A free and properly regulated market for financial services also means choice and competition, something the industry is sorely in need of. Equifax, Transunion and Experian make up a longstanding oligopoly for credit reporting. Despite being responsible for one of the biggest data breaches of all time in 2017, the credit bureau Equifax is still around — illustrating that the oligopolistic nature of this market means that companies face few consequences for misbehavior.
On the banking side, the steady consolidation of the banking sector has resulted in a small number of very large banks holding most deposits and thus most financial data. Behind the scenes, a variety of financial data clearinghouses — companies most of us have never heard of — get breached all the time, losing our personal data to scammers, identity thieves and foreign governments.
The CFPB’s new rules would require institutions that deal with financial data to provide simple but essential functions to consumers that stand to deliver security benefits. This would include the use of application programming interfaces (APIs) for software, eliminating the barrier to interoperability presented by today’s baroque, non-standard and non-programmatic interfaces to access data. Each such interface would allow for interoperability and potential competition. The CFPB notes that some companies have tried to claim that their current systems provide security by being difficult to use. As security experts, we disagree: Such aging financial systems are notoriously insecure and simply rely upon security through obscurity.
Furthermore, greater standardization and openness in financial data with mechanisms for consumer privacy and control means fewer gatekeepers. The CFPB notes that a small number of data aggregators have emerged by virtue of the complexity and opaqueness of today’s systems. These aggregators provide little economic value to the country as a whole; they extract value from us all while hindering competition and dynamism. The few new entrants in this space have realized how valuable it is for them to present standard APIs for these systems while managing the ugly plumbing behind the scenes.
In addition, by eliminating the opacity of the current financial data ecosystem, the CFPB is able to add a new requirement of data traceability and certification: Companies can only use consumers’ data when absolutely necessary for providing a service the consumer wants.
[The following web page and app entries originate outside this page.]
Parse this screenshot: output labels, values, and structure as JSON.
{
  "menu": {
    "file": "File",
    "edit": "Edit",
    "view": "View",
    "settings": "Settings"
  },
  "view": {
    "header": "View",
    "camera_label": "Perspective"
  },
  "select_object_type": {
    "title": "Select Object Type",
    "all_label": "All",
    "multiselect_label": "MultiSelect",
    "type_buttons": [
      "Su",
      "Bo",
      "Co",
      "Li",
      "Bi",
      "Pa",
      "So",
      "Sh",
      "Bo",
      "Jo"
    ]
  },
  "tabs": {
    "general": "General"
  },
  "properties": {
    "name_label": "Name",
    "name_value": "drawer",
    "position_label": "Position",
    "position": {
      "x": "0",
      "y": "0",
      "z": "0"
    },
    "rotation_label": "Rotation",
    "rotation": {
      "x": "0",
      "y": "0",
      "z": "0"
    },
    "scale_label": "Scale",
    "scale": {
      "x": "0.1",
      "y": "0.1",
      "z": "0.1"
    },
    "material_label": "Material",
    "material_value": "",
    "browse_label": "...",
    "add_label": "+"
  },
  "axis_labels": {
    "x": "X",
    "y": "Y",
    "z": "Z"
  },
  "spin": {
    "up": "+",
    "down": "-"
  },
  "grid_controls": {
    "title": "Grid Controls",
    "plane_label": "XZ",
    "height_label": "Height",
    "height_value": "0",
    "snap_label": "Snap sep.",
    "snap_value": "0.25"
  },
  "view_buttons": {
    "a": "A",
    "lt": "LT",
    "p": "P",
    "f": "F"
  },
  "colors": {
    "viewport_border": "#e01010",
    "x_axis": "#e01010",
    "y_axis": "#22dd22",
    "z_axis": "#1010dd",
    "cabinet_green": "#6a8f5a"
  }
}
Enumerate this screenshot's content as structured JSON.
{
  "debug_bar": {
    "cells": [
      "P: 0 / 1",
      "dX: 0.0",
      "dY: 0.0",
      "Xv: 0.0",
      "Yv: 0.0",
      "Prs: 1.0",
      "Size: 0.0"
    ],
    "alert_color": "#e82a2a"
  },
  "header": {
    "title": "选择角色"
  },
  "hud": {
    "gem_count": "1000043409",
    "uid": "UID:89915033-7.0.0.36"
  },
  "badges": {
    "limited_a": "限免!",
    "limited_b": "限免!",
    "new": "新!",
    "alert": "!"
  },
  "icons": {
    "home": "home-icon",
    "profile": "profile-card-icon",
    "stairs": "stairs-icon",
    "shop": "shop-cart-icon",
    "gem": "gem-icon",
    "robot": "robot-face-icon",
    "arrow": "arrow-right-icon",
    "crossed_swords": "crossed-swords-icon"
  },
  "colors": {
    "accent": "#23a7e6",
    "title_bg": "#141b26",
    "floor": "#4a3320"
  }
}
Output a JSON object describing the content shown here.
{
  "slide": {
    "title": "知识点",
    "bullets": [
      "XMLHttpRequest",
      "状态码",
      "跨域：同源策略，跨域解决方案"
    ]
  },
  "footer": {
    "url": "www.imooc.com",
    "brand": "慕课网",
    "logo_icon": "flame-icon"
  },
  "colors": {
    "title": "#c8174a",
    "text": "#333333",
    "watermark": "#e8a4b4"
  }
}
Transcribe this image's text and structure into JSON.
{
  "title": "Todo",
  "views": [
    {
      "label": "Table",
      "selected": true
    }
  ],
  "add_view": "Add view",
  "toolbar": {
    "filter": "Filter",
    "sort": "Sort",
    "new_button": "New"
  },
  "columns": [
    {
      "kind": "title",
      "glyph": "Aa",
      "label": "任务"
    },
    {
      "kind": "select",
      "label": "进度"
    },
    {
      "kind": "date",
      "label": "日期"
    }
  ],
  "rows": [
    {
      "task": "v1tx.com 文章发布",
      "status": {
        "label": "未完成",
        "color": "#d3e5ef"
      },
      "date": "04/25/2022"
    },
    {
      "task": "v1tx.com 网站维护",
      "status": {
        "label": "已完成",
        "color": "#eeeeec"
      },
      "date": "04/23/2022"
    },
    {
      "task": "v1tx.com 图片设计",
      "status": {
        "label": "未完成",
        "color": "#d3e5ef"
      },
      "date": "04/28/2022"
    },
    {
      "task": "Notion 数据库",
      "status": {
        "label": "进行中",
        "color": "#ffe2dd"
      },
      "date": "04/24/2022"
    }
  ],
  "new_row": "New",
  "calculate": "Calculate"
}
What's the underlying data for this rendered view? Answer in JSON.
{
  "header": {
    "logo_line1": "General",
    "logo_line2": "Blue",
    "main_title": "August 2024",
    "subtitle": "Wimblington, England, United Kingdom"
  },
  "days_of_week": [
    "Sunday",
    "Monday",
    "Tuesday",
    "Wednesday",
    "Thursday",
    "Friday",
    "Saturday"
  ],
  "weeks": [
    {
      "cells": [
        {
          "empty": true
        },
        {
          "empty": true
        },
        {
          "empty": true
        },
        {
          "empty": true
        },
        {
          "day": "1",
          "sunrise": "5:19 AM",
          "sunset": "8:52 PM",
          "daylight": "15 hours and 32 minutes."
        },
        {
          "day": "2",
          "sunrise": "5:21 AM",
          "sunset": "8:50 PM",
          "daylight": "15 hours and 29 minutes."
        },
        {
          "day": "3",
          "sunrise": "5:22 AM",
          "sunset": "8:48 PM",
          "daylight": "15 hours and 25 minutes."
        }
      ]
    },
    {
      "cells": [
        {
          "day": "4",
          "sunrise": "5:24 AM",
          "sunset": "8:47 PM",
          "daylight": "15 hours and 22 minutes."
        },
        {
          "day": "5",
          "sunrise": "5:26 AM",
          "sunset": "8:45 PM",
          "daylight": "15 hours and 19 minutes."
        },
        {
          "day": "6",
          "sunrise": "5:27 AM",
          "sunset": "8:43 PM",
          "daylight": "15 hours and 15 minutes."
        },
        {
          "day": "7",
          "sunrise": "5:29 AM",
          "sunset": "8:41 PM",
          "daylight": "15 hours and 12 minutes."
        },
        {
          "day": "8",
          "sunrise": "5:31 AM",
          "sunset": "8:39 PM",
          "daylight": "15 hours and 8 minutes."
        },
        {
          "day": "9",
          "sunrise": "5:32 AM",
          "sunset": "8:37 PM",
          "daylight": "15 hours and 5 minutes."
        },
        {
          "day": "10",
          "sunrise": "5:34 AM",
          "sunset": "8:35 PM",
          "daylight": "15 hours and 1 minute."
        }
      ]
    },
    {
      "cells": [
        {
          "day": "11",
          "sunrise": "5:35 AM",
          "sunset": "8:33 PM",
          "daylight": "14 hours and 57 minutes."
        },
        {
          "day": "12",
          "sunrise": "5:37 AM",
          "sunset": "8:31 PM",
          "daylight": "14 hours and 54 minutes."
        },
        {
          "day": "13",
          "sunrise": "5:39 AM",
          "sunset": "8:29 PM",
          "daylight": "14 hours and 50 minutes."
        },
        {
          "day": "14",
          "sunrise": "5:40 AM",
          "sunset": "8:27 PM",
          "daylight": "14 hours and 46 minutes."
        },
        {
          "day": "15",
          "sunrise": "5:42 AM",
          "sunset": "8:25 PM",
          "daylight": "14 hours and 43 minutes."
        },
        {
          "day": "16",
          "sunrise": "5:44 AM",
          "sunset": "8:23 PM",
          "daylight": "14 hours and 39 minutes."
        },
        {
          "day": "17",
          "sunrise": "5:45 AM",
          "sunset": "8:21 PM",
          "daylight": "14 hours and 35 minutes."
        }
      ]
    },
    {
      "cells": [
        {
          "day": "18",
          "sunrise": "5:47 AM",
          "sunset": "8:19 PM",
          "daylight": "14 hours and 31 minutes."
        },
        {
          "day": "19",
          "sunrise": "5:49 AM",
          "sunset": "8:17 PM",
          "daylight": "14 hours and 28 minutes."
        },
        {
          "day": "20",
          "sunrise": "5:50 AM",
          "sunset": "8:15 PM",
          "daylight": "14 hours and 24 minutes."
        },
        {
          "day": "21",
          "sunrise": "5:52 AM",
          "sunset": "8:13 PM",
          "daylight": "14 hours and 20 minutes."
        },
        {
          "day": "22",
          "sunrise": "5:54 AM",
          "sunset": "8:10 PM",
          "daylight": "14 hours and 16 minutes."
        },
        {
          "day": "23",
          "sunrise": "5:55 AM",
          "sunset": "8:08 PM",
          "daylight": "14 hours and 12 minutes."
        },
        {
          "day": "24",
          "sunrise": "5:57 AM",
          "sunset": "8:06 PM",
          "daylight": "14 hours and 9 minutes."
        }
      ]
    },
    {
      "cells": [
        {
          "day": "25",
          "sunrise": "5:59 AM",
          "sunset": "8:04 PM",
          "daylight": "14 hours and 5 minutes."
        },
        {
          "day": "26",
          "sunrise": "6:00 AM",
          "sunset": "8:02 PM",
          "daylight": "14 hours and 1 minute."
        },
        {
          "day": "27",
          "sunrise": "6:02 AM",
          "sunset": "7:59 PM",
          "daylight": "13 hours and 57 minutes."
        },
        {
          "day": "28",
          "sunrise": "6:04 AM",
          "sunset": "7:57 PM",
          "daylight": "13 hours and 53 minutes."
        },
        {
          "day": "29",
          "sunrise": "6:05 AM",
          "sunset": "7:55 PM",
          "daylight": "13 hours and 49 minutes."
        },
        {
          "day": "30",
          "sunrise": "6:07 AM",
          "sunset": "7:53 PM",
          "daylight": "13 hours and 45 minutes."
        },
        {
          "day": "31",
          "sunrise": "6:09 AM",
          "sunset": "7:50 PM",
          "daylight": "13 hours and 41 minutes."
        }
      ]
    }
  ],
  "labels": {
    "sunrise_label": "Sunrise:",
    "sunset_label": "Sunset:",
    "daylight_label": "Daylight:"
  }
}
This would be another big win for consumer financial data privacy.
It might seem surprising that a set of rules designed to improve competition also improves security and privacy, but it shouldn’t. When companies can make business decisions without worrying about losing customers, security and privacy always suffer. Centralization of data also means centralization of control and economic power and a decline of competition.
If this rule is implemented it will represent an important, overdue step to improve competition, privacy and security. But there’s more that can and needs to be done. In time, we hope to see more regulatory frameworks that give consumers greater control of their data and increased adoption of the technology and architecture of decoupling to secure all of our personal data, wherever it may be.
Barath Raghavan coleads the networked systems lab at the University of Southern California, where he is an associate professor of computer science in the Viterbi School of Engineering.
Bruce Schneier is the author of “A Hacker’s Mind: How the Powerful Bend Society’s Rules, and How to Bend them Back,” a Lecturer in public policy at the Harvard Kennedy School and chief of security architecture at Inrupt, Inc.